Staff at the Lake District Wildlife Park near Keswick are urging people to get involved in ‘Love Your Zoo Week’ (Sat 26 May – Sun 3 June), with special activities to get visitors thinking about animal welfare, education and conservation.
Organised by BIAZA (The British and Irish Association of Zoos and Aquariums), Love Your Zoo Week is all about promoting modern zoos as much more than just a place to go and view animals. As a member of BIAZA, the Lake District Wildlife Park is part of this global network, which is helping to save endangered species from its base in the heart of the UNESCO World Heritage Site.
To mark the week-long Love Your Zoo event during May half-term, visitors to the Keswick-based attraction have the chance to enter a competition centred on what zoos mean to them. Keepers will also be on hand to chat about the work the Lake District Wildlife Park is doing to promote conservation science, natural history and environmental education.

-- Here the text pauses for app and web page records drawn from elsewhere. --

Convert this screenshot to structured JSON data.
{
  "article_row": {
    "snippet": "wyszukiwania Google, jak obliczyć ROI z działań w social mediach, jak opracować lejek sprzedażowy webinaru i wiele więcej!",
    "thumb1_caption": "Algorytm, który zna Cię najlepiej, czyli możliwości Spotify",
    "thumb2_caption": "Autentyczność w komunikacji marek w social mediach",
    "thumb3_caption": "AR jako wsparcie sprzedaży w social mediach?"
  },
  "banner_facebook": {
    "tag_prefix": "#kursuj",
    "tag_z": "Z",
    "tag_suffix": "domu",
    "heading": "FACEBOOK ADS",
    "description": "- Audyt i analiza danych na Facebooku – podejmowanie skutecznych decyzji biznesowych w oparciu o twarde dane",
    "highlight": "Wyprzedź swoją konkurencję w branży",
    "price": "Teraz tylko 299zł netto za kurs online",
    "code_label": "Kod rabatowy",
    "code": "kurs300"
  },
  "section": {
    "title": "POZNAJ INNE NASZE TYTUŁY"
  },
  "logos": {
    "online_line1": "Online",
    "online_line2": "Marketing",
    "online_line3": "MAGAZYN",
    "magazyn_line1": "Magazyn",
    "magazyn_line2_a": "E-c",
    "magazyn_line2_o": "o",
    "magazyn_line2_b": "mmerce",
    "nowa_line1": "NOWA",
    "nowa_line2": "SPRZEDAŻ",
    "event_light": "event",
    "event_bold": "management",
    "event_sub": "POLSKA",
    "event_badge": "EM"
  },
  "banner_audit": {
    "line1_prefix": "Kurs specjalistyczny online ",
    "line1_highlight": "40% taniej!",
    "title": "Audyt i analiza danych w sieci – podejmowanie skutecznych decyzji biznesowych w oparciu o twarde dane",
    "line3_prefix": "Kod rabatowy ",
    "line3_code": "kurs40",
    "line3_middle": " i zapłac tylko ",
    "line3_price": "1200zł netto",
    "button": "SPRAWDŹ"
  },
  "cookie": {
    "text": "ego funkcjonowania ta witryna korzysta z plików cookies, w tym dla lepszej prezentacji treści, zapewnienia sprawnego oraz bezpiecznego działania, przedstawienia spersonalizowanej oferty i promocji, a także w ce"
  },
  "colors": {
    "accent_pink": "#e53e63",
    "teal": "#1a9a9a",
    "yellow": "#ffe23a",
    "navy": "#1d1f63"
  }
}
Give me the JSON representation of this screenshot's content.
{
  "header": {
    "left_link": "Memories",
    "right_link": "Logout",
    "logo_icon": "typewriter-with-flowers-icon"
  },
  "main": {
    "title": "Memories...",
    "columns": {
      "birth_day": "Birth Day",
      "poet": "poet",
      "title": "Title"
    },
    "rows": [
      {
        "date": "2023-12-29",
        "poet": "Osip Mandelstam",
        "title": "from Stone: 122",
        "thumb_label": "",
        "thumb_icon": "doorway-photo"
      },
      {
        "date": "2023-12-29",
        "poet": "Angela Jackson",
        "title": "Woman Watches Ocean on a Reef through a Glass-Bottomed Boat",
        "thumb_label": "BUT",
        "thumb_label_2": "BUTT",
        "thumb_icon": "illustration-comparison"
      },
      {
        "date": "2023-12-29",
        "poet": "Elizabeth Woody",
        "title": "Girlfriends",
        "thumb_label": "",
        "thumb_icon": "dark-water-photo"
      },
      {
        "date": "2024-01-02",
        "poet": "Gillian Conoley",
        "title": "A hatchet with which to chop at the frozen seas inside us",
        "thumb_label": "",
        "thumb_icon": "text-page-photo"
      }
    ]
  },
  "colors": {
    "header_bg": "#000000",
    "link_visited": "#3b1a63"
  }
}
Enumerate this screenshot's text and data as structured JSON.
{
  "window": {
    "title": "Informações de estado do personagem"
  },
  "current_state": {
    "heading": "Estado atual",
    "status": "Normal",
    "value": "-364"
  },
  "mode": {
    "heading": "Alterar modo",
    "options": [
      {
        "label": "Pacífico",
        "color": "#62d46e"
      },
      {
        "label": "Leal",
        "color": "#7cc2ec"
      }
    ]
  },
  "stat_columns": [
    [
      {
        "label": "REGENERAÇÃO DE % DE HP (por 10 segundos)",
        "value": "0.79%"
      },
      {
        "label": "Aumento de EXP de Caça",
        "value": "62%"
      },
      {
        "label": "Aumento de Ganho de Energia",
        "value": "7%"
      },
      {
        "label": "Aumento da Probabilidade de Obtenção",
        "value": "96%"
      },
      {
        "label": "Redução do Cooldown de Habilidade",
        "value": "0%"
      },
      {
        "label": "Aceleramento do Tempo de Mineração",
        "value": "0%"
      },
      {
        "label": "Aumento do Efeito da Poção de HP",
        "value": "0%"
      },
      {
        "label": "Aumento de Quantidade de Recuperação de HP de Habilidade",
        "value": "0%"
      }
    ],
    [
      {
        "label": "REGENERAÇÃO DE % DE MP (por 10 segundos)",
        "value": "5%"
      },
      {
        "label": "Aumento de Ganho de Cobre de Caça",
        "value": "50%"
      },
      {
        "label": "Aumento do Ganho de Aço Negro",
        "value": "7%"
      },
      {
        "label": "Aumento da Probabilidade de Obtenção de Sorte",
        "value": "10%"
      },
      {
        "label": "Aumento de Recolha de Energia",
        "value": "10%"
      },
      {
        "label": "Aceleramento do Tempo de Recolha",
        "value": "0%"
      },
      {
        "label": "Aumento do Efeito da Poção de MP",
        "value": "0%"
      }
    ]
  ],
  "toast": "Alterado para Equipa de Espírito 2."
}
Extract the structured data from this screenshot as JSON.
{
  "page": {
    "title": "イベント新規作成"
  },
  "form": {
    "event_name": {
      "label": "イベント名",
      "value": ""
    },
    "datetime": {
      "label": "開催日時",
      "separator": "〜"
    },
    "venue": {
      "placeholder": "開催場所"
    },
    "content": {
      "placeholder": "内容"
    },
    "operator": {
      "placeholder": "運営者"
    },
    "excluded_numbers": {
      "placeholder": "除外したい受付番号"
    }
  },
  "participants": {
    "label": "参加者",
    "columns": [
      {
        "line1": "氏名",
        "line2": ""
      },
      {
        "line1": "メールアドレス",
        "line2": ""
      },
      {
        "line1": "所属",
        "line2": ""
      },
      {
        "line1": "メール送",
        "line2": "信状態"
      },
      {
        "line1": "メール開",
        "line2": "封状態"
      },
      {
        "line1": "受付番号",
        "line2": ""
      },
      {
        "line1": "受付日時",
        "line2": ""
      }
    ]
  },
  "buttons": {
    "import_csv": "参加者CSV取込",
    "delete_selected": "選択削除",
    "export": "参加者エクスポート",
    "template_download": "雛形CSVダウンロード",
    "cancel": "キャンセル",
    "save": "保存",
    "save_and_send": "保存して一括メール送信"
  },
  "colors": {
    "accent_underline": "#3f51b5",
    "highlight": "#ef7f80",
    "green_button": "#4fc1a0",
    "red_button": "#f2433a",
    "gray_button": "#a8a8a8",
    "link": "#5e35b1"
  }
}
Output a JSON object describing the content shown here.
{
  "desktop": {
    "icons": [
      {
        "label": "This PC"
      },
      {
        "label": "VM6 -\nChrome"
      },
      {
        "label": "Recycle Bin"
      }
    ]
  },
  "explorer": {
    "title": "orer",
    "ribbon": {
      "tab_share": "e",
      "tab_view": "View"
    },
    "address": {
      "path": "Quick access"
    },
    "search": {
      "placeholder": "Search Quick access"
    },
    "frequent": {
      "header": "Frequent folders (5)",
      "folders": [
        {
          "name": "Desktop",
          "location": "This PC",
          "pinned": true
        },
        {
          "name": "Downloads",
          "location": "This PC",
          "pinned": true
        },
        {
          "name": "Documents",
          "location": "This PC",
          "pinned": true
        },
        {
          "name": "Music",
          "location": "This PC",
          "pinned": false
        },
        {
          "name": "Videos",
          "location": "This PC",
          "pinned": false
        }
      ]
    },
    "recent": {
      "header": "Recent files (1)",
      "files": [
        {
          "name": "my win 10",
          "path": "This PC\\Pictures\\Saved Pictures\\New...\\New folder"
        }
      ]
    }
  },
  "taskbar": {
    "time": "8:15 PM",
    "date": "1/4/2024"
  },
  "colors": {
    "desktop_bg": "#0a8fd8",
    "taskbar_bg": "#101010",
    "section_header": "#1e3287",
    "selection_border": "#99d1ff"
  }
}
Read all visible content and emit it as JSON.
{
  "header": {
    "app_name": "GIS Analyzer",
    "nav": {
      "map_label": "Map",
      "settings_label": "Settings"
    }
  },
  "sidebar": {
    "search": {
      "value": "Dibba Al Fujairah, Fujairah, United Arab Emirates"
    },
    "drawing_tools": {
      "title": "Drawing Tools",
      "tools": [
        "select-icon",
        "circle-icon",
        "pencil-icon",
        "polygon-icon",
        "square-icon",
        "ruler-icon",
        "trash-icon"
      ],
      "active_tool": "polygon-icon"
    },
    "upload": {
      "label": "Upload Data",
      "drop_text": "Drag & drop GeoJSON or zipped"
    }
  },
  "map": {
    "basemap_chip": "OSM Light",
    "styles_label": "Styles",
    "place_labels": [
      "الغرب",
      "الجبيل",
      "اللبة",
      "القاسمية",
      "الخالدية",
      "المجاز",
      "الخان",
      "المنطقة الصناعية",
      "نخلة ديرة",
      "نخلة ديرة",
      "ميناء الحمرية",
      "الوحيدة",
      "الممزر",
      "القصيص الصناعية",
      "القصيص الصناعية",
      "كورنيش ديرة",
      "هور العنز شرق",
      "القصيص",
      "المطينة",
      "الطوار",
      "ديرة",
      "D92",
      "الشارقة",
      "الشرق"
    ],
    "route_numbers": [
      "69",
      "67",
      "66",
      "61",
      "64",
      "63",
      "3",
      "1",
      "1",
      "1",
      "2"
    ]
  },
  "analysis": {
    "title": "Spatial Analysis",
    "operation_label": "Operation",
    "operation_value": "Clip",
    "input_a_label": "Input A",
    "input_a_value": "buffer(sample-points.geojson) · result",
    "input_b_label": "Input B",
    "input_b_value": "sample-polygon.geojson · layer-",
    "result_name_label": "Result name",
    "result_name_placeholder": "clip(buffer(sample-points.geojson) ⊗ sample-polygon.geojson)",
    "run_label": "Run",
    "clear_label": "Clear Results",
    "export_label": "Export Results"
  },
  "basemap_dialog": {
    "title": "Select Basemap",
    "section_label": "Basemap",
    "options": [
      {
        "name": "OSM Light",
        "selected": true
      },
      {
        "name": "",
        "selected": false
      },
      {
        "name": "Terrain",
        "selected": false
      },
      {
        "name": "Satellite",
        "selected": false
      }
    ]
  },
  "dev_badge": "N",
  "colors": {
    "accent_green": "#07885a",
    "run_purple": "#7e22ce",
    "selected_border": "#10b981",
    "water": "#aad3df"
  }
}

Love Your Zoo Week is also an opportunity to celebrate the daily work that staff do to manage the wider 200-hectare Armathwaite Hall Estate, with its hay meadows and two Sites of Special Scientific Interest, as well as the Park’s global links with three designated charities:
Red Pandas: Housing two Red Pandas as part of the European Endangered Species breeding programme and donating annually to the Red Panda Network.
The International Vulture Programme: Housing two turkey vultures and a hooded vulture raising public awareness through daily Bird of Prey flying displays, and fundraising for the International Vulture Programme.
SEED Madagascar (Sustainable Environment, Education & Development in Madagascar): Housing two Red Ruffed Lemurs as part of the European Endangered Species breeding programme and housing/successfully breeding the critically endangered Black and White Ruffed Lemurs. The Park also has a troop of Ring Tailed Lemurs, donates money annually to SEED Madagascar and educates visitors about the importance of protecting lemurs.
Park Manager, Richard Robinson, says, “It’s great to have an active role in the conservation of the animals we care for. Programmes like the recent Blue Planet and Plant Earth have brought the natural world back to the forefront of people’s minds and we really want visitors to stop and ask us questions, so they can find out more first-hand about the creatures which inhabit our precious natural landscapes.”
BIAZA is a membership association representing around 100 accredited zoos and aquariums, which must do more than just comply with zoo licensing legislation by undertaking significant work in the field of animal welfare, conservation, education and research.